    You haven't missed a thing. I also don't understand the hp claim. At a steady rpm the engine's hp output should not be affected by a little extra rotating weight. It would make the engine a little quicker to rev, like a lighter flywheel, but changing flywheel weight doesn't change hp. It might make a very slight increase in mpgs, because you don't have to rev up as much weight, like having lighter wheels and tires, but it can't be much, hardly measurable, I'd think.

    And yes, it's amazing what $2/gallon gas does to scammers. Some of you might be amused by the blog storm created by a poorly-researched article in the Dallas Morning News: Scammer dupes a reporter

    As part of that discussion I came up with these warning signs that you might be dealing with a scammer:

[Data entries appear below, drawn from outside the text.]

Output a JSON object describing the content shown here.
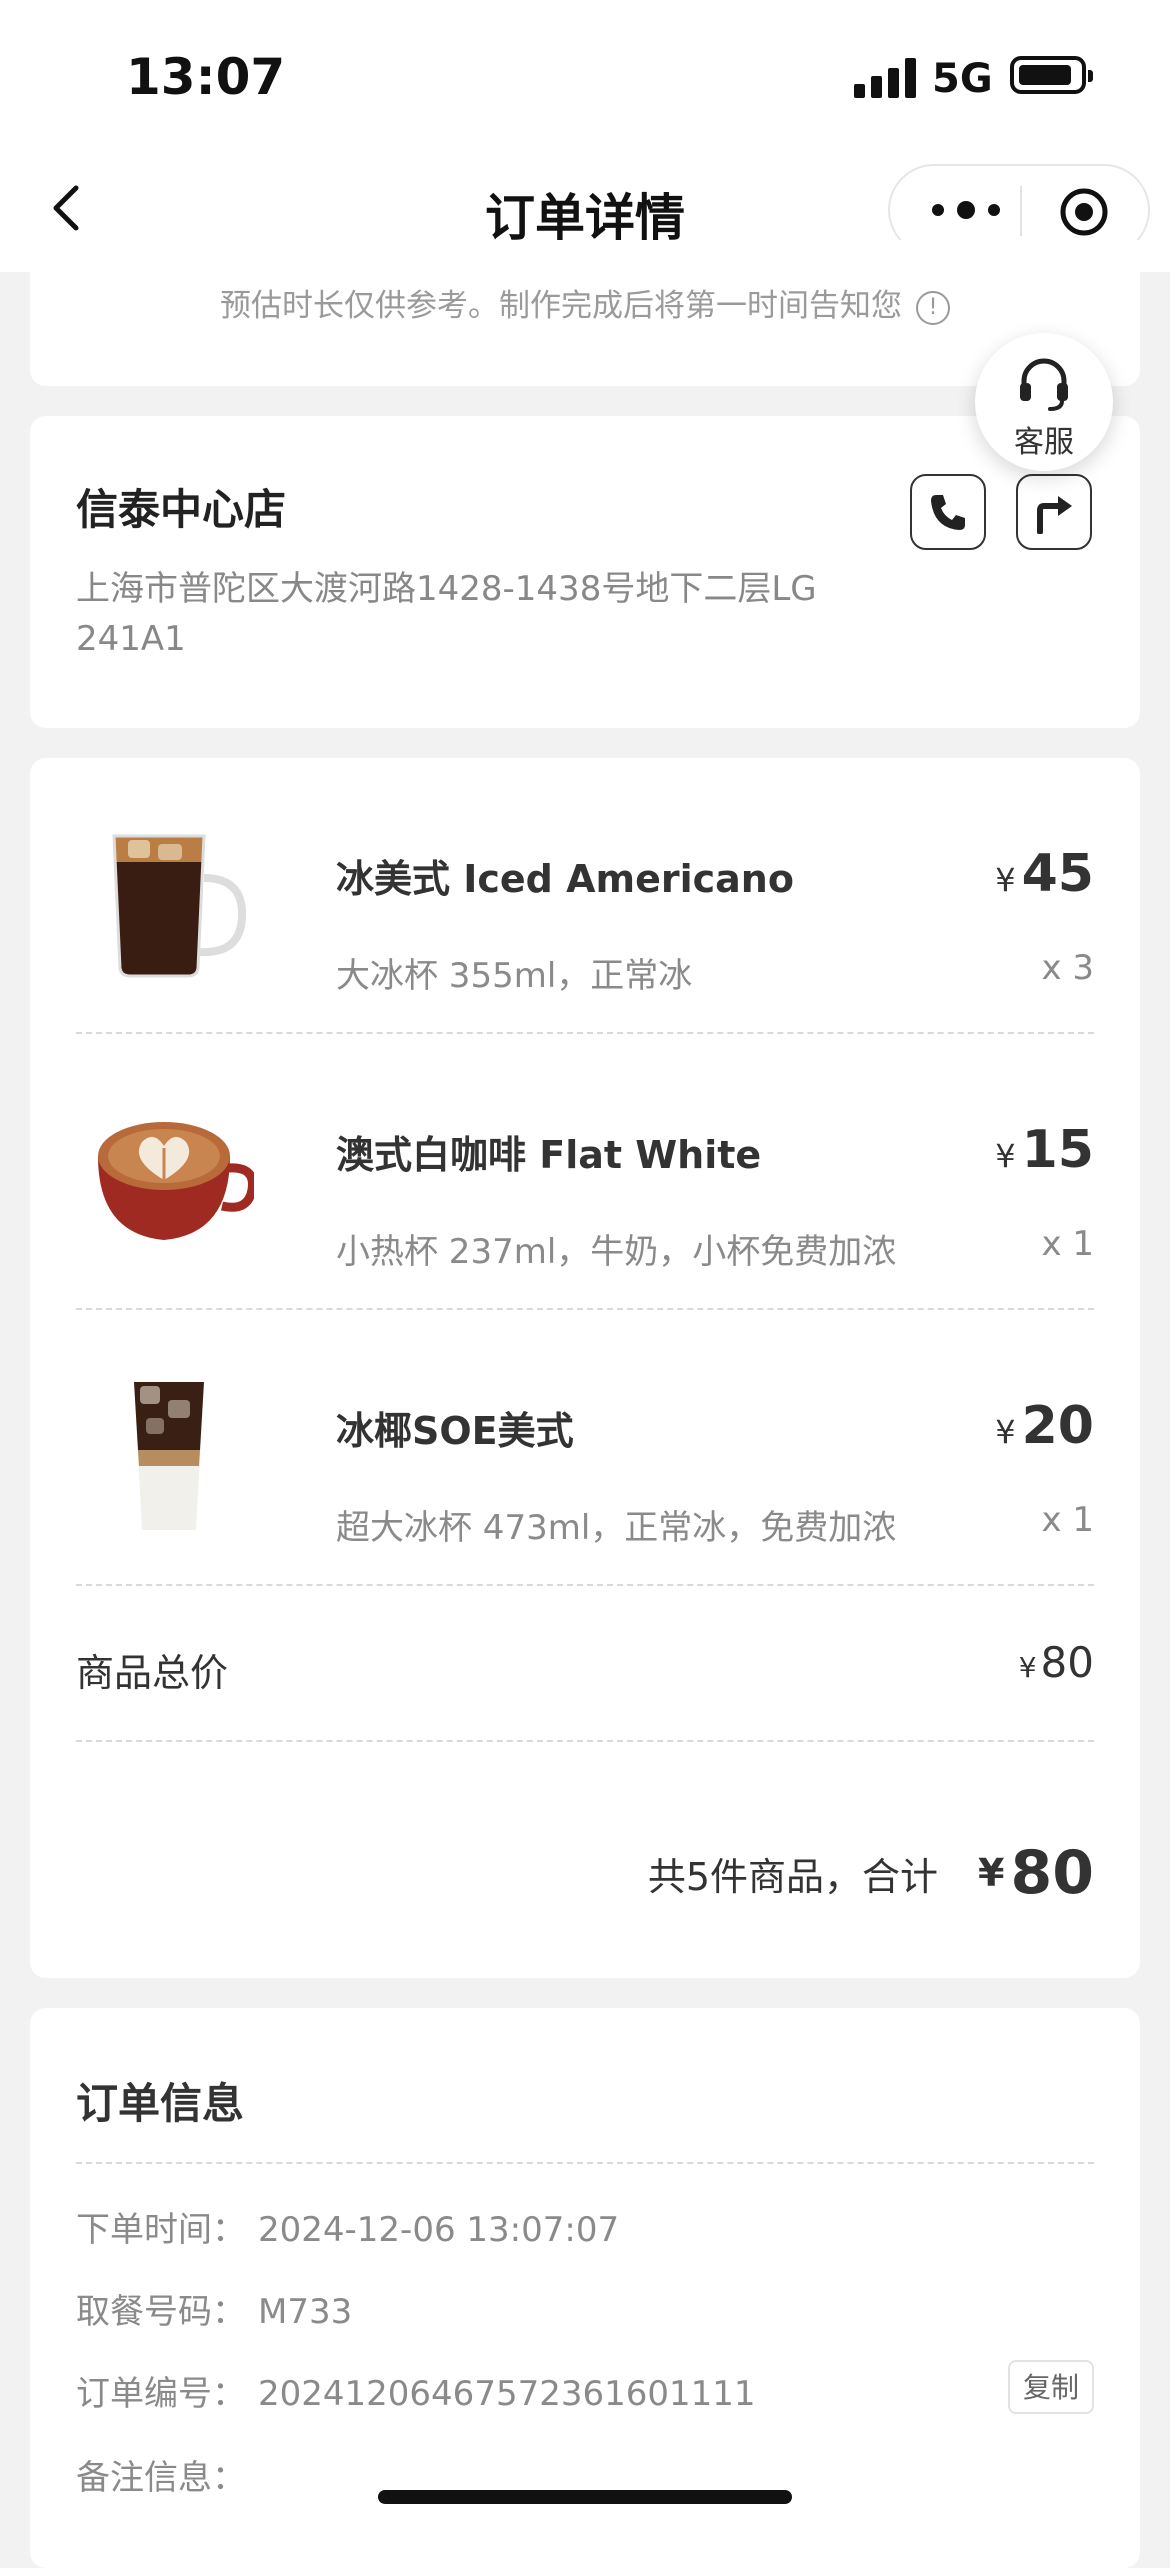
{
  "status_bar": {
    "time": "13:07",
    "network": "5G"
  },
  "nav": {
    "title": "订单详情"
  },
  "pickup_hint": {
    "text": "预估时长仅供参考。制作完成后将第一时间告知您",
    "icon": "info-icon"
  },
  "customer_service": {
    "label": "客服",
    "icon": "headset-icon"
  },
  "store": {
    "name": "信泰中心店",
    "address": "上海市普陀区大渡河路1428-1438号地下二层LG 241A1",
    "phone_icon": "phone-icon",
    "navigate_icon": "directions-icon"
  },
  "items": [
    {
      "name": "冰美式 Iced Americano",
      "spec": "大冰杯 355ml，正常冰",
      "currency": "¥",
      "price": "45",
      "qty": "x 3",
      "image": "iced-americano-glass"
    },
    {
      "name": "澳式白咖啡 Flat White",
      "spec": "小热杯 237ml，牛奶，小杯免费加浓",
      "currency": "¥",
      "price": "15",
      "qty": "x 1",
      "image": "flat-white-cup"
    },
    {
      "name": "冰椰SOE美式",
      "spec": "超大冰杯 473ml，正常冰，免费加浓",
      "currency": "¥",
      "price": "20",
      "qty": "x 1",
      "image": "iced-coconut-americano-cup"
    }
  ],
  "subtotal": {
    "label": "商品总价",
    "currency": "¥",
    "value": "80"
  },
  "total": {
    "text": "共5件商品，合计",
    "currency": "¥",
    "value": "80"
  },
  "order_info": {
    "title": "订单信息",
    "rows": [
      {
        "label": "下单时间：",
        "value": "2024-12-06 13:07:07"
      },
      {
        "label": "取餐号码：",
        "value": "M733"
      },
      {
        "label": "订单编号：",
        "value": "20241206467572361601111"
      },
      {
        "label": "备注信息：",
        "value": ""
      }
    ],
    "copy_label": "复制"
  },
  "colors": {
    "page_bg": "#f2f2f2",
    "card_bg": "#ffffff",
    "text_primary": "#333333",
    "text_secondary": "#8a8a8a"
  }
}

    1. The claims, if true, would change the auto industry as we know it.
    2. The claims as presented ignore basic scientific principles (pass them by a physics teacher at a nearby university or high school to check).
    3. When those issues are noted, the inventor claims that the real reason it works is secret.
    4. The inventor claims to have applied for, but not received, a patent (anyone can do that).
    5. The inventor claims to be in negotiations with a major automaker, investors, or both, with no documentation.
    6. When pressed, the inventor likens himself to the Wright brothers or Edison, saying 'people doubted them, too.'
    7. When further pressed, the inventor (or his wife, defender, or supposed stranger, there's no way to tell in cyberspace) states that the folks asking the reasonable questions are ignorant naysayers.
  • zaken1zaken1 Posts: 556
    I agree with both of your comments; the benefits would be limited to a momentary improvement during acceleration; which would work out to be hardly measurable in real world driving.

    But this change would also have a downside; anything you do to reduce the inertia of the engine's rotating mass will result in a loss of idle smoothness, as well as making it somewhat more difficult to start from a standstill with a manual transmission. That is why engine manufacturers use heavy flywheels on engines which have a small number of cylinders (and also on engines which are cammed for high rpm power; when the engine's low speed responsiveness has been sacrificed to achieve that power).

    There was a very successful drag racer who improved his quarter mile times by installing a heavier flywheel on his engine. This worked particularly well in that venue; because drag racing performance is very dependent on how fast you can start off from the line. Since these vehicles are permitted to rev the engine to a high speed in neutral before engaging the clutch; is is not as important to have instantaneous throttle response as it is to have the greatest possible amount of torque when the clutch is engaged.
This discussion has been closed.